Many erring church bodies accept the idea of believer’s baptism on the premise that there is a certain amount of innocence in children until they reach a certain age (usually around 8). In the Scriptures, you can find no such example, but it does make for wishful thinking (and a horrible false belief concerning Original Sin).
What is most interesting in these churches is that they heavily seek to use reason and rationale and logic to make their theology work together (they hate the paradoxes and distinctions in Lutheranism), and yet these groups do not apply their blanket doctrine of the innocence of children (or a lack of accountability for their actions) to their stance on abortion. Logically speaking, wouldn’t a person who believes that every child who dies before age 8 goes automatically to heaven support abortion and even infanticide for the good of that person’s salvation?
A large part of a theologian’s (and every Christian is a theologian) task is to find the weak points in the false teacher’s teachings.

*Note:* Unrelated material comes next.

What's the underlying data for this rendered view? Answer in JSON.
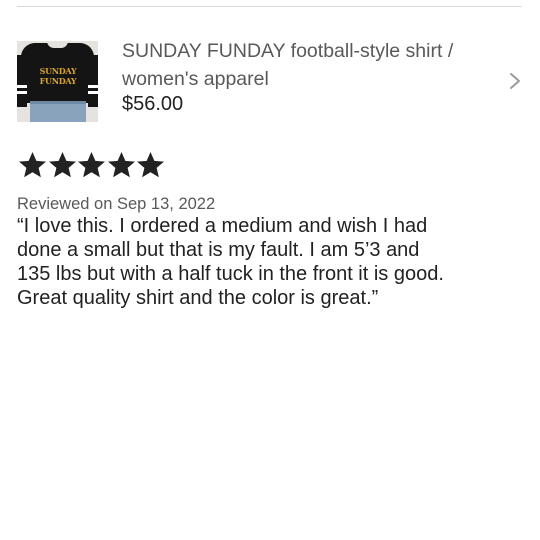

I believe that this is one of them in the theology that forms a large part of American Evangelicalism. Most people when approached with this line of thought will think it crazy, but really it works to expose the false teaching of the age of accountability (as well as the weakness of relying upon reason to form your beliefs). One must tear down the idols and false teachings in order to build up the right teachings sometimes (see God’s charge to Jeremiah in chapter 1).
Another one I have heard lately is the charge against God that He is unfair for allowing people who have not heard the Gospel to go to hell. A quick response may be that if ignorance of God and the Gospel allows a person to be in heaven, then the best evangelism tool we have is to get rid of all churches and bibles and so forth. The better question could be “What does every person (having heard the Gospel or not) deserve?”
What are some other logical or reasonable arguments which work to expose false teachings, please feel free to share them here.